(YOUR OBJECTIVE): How many lines in the material below contain the string "feather"? Answer with the number alone.

###

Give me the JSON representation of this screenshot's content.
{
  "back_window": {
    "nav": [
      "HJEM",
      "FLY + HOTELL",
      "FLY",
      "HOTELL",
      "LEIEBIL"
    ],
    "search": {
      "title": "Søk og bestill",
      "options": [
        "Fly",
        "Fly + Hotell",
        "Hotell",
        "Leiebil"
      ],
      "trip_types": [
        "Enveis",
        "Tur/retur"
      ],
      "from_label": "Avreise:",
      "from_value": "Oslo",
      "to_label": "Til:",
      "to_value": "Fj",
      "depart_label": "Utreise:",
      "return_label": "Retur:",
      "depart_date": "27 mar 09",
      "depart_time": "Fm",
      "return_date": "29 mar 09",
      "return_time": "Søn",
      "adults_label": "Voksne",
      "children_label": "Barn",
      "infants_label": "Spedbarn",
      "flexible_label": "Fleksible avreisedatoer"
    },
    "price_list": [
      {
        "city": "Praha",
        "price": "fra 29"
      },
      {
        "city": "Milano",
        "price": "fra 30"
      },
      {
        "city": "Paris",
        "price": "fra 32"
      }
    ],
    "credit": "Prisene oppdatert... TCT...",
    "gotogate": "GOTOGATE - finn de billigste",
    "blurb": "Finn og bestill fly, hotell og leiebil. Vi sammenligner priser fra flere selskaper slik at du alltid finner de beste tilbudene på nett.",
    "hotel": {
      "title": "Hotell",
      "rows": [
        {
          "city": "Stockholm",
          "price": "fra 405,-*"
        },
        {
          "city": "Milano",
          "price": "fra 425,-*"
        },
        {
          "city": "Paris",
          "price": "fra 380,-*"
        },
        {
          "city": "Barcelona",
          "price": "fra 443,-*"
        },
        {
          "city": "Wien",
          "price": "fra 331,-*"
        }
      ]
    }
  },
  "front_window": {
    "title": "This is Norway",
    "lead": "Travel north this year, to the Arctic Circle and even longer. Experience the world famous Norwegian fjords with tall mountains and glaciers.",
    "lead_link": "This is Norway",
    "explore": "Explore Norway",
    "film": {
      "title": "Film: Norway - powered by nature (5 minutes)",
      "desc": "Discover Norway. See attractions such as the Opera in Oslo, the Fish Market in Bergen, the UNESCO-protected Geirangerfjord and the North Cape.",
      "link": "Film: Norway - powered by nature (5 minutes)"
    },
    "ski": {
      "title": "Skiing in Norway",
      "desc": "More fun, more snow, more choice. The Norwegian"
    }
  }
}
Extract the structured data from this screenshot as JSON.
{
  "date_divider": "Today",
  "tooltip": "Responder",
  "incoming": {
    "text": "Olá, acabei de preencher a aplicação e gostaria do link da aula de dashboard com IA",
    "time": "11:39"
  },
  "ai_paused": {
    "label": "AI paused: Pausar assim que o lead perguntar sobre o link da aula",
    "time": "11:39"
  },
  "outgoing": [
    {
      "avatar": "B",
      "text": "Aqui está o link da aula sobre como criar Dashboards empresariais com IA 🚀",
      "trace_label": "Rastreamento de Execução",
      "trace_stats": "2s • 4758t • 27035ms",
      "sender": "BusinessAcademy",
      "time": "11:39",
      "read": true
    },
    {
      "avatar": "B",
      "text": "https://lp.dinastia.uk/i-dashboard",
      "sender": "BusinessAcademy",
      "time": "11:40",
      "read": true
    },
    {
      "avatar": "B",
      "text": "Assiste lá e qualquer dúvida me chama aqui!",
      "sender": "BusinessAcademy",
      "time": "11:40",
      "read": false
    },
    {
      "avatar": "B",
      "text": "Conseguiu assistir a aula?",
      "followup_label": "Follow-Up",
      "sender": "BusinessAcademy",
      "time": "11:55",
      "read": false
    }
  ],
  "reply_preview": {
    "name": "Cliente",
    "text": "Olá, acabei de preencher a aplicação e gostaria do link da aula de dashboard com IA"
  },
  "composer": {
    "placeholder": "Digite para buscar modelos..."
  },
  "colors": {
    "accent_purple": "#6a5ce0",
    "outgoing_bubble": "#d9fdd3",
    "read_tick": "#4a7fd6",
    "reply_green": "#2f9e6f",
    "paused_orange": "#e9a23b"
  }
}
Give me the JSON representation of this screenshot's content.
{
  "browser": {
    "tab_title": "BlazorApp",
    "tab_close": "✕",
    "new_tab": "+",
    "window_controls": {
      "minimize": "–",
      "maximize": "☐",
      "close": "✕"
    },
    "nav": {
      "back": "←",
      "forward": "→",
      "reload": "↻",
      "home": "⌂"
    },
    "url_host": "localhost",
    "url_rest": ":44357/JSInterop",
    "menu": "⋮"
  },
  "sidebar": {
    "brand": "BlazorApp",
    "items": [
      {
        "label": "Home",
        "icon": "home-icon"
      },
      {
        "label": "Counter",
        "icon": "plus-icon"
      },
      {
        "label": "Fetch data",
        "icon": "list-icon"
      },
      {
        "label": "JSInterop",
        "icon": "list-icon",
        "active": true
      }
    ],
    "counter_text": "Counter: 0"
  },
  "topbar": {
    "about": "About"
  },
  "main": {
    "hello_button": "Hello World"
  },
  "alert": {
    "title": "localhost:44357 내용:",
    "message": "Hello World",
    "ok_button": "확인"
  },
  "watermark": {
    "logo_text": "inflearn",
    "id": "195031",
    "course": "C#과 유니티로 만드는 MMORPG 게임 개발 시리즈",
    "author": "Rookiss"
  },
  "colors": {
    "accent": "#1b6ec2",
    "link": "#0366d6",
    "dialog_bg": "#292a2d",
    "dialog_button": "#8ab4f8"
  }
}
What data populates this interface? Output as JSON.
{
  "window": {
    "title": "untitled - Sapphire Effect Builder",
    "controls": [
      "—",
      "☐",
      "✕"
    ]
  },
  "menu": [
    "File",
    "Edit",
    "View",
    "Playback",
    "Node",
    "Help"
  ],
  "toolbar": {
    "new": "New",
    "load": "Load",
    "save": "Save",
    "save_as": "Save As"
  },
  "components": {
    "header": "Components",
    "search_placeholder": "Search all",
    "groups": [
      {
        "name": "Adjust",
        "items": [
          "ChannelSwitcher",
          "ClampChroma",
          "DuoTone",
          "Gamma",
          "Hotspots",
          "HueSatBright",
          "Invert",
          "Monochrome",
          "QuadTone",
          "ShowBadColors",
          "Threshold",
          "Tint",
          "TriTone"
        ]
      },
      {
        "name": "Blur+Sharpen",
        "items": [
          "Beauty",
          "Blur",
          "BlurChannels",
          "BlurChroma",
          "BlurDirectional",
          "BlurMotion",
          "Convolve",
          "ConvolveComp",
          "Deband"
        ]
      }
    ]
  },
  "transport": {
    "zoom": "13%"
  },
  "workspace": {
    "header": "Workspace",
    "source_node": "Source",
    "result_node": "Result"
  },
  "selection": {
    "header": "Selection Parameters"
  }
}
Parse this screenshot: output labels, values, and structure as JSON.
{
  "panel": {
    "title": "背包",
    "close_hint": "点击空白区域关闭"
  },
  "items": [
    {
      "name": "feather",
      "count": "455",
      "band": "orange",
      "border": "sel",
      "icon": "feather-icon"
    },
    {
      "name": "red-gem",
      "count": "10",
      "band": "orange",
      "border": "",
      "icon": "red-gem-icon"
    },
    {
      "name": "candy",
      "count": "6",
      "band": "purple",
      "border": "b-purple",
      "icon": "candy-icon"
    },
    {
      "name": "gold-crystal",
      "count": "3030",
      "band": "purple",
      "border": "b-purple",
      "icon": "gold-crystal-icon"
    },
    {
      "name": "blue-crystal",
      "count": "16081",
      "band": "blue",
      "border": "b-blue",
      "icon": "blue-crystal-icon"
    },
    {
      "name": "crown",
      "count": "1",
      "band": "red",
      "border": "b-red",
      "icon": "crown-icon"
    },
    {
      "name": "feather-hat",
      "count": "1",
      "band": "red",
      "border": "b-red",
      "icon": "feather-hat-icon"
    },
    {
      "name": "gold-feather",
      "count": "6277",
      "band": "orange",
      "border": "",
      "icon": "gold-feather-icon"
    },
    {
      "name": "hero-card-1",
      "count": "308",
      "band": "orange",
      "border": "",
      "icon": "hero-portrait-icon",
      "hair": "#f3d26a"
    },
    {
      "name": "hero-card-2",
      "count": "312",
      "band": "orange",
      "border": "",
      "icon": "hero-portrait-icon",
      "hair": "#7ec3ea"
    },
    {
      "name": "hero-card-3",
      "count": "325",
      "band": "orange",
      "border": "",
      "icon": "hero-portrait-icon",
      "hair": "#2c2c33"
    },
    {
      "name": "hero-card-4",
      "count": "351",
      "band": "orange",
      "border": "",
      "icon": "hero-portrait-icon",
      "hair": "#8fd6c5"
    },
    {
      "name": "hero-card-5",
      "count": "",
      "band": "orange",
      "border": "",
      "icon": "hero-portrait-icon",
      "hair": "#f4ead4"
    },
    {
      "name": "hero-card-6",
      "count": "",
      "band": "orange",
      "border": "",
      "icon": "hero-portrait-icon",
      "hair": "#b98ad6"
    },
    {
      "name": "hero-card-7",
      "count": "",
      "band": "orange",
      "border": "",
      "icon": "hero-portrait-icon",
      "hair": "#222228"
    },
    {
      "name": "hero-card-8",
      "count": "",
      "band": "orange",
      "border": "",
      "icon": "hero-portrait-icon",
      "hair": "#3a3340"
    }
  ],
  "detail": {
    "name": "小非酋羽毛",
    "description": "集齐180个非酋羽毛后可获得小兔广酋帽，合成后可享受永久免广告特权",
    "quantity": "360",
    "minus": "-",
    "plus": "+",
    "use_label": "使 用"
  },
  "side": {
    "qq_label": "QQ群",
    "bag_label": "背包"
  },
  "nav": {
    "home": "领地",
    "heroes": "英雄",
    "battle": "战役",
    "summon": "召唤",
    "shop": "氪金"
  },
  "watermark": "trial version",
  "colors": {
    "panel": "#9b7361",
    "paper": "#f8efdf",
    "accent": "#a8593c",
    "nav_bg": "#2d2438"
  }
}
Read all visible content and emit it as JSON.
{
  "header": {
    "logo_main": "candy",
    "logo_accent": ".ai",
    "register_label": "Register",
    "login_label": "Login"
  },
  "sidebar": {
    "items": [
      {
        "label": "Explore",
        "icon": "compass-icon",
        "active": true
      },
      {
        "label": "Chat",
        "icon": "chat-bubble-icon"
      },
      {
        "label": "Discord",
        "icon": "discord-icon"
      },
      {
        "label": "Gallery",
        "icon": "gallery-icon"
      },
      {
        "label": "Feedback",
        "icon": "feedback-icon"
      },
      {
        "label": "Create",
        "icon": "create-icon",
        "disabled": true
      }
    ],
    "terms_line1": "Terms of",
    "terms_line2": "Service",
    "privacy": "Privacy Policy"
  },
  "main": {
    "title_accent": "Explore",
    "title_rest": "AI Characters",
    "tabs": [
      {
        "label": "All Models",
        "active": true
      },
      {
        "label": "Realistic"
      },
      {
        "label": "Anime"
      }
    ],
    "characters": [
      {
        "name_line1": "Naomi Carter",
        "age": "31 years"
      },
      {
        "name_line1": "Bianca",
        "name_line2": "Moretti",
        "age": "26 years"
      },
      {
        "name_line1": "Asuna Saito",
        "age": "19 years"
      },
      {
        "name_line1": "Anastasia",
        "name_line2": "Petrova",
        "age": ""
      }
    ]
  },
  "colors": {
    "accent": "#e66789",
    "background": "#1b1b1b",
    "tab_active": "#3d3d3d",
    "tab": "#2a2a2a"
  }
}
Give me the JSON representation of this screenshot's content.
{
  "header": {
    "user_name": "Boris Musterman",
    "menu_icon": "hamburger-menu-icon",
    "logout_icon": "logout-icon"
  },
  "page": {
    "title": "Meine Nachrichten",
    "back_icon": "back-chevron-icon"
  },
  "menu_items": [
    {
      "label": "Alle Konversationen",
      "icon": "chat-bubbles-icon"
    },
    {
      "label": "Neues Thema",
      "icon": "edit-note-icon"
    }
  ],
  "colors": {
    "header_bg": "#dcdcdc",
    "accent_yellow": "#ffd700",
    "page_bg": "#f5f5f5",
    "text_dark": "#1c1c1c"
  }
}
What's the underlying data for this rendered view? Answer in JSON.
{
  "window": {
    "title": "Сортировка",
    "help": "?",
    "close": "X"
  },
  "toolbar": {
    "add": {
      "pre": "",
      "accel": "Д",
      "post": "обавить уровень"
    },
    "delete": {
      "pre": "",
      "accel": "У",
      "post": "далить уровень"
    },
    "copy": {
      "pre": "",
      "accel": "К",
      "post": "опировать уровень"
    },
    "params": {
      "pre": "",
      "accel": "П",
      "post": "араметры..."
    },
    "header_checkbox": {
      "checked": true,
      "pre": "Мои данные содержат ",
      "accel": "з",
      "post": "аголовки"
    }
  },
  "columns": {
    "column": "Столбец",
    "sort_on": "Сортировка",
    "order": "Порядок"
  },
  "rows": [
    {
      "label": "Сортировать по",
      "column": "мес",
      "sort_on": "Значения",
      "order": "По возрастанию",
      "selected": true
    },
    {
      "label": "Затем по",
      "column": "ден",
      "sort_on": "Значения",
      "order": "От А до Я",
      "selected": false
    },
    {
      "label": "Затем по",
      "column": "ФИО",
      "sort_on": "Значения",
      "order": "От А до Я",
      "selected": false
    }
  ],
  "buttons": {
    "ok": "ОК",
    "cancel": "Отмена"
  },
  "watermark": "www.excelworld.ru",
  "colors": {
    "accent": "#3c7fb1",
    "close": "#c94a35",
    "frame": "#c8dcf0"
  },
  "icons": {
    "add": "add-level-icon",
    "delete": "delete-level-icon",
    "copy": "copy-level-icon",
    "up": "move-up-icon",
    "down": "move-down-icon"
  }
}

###

(WRITTEN RESPONSE): 6